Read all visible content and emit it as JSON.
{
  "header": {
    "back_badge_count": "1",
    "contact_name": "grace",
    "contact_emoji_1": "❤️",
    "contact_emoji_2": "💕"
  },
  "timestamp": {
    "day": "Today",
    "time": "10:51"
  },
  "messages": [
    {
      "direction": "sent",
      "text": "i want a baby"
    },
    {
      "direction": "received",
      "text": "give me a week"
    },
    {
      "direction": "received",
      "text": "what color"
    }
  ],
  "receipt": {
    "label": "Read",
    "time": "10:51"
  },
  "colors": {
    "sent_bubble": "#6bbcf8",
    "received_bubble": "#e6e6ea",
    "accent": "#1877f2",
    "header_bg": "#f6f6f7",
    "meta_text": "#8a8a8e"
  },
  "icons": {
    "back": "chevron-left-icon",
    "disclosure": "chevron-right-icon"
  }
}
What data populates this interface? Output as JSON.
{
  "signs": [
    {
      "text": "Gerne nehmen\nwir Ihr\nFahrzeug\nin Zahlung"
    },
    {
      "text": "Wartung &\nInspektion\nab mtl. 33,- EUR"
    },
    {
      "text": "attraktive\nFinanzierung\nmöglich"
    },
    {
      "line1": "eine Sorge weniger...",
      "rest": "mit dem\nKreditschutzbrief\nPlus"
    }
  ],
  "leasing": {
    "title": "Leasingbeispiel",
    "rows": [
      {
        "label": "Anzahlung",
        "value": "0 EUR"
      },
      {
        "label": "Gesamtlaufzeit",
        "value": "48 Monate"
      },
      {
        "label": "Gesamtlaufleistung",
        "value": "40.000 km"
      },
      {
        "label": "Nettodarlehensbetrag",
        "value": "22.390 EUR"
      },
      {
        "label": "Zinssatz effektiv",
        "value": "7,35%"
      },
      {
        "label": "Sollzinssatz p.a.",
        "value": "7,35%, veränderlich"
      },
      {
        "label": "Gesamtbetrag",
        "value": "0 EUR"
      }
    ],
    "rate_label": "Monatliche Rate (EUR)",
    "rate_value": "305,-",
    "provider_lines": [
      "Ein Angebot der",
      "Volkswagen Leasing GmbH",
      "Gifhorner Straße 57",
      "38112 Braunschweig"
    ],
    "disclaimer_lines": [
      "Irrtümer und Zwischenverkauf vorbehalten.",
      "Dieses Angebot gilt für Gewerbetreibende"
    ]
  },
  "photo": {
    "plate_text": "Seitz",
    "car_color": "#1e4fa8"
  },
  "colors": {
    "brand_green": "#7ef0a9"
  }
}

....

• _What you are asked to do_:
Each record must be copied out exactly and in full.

• _Result for this exercise_:
Read all visible content and emit it as JSON.
{
  "header": {
    "back_badge_count": "1",
    "contact_name": "grace",
    "contact_emoji_1": "❤️",
    "contact_emoji_2": "💕"
  },
  "timestamp": {
    "day": "Today",
    "time": "10:51"
  },
  "messages": [
    {
      "direction": "sent",
      "text": "i want a baby"
    },
    {
      "direction": "received",
      "text": "give me a week"
    },
    {
      "direction": "received",
      "text": "what color"
    }
  ],
  "receipt": {
    "label": "Read",
    "time": "10:51"
  },
  "colors": {
    "sent_bubble": "#6bbcf8",
    "received_bubble": "#e6e6ea",
    "accent": "#1877f2",
    "header_bg": "#f6f6f7",
    "meta_text": "#8a8a8e"
  },
  "icons": {
    "back": "chevron-left-icon",
    "disclosure": "chevron-right-icon"
  }
}
What data populates this interface? Output as JSON.
{
  "signs": [
    {
      "text": "Gerne nehmen\nwir Ihr\nFahrzeug\nin Zahlung"
    },
    {
      "text": "Wartung &\nInspektion\nab mtl. 33,- EUR"
    },
    {
      "text": "attraktive\nFinanzierung\nmöglich"
    },
    {
      "line1": "eine Sorge weniger...",
      "rest": "mit dem\nKreditschutzbrief\nPlus"
    }
  ],
  "leasing": {
    "title": "Leasingbeispiel",
    "rows": [
      {
        "label": "Anzahlung",
        "value": "0 EUR"
      },
      {
        "label": "Gesamtlaufzeit",
        "value": "48 Monate"
      },
      {
        "label": "Gesamtlaufleistung",
        "value": "40.000 km"
      },
      {
        "label": "Nettodarlehensbetrag",
        "value": "22.390 EUR"
      },
      {
        "label": "Zinssatz effektiv",
        "value": "7,35%"
      },
      {
        "label": "Sollzinssatz p.a.",
        "value": "7,35%, veränderlich"
      },
      {
        "label": "Gesamtbetrag",
        "value": "0 EUR"
      }
    ],
    "rate_label": "Monatliche Rate (EUR)",
    "rate_value": "305,-",
    "provider_lines": [
      "Ein Angebot der",
      "Volkswagen Leasing GmbH",
      "Gifhorner Straße 57",
      "38112 Braunschweig"
    ],
    "disclaimer_lines": [
      "Irrtümer und Zwischenverkauf vorbehalten.",
      "Dieses Angebot gilt für Gewerbetreibende"
    ]
  },
  "photo": {
    "plate_text": "Seitz",
    "car_color": "#1e4fa8"
  },
  "colors": {
    "brand_green": "#7ef0a9"
  }
}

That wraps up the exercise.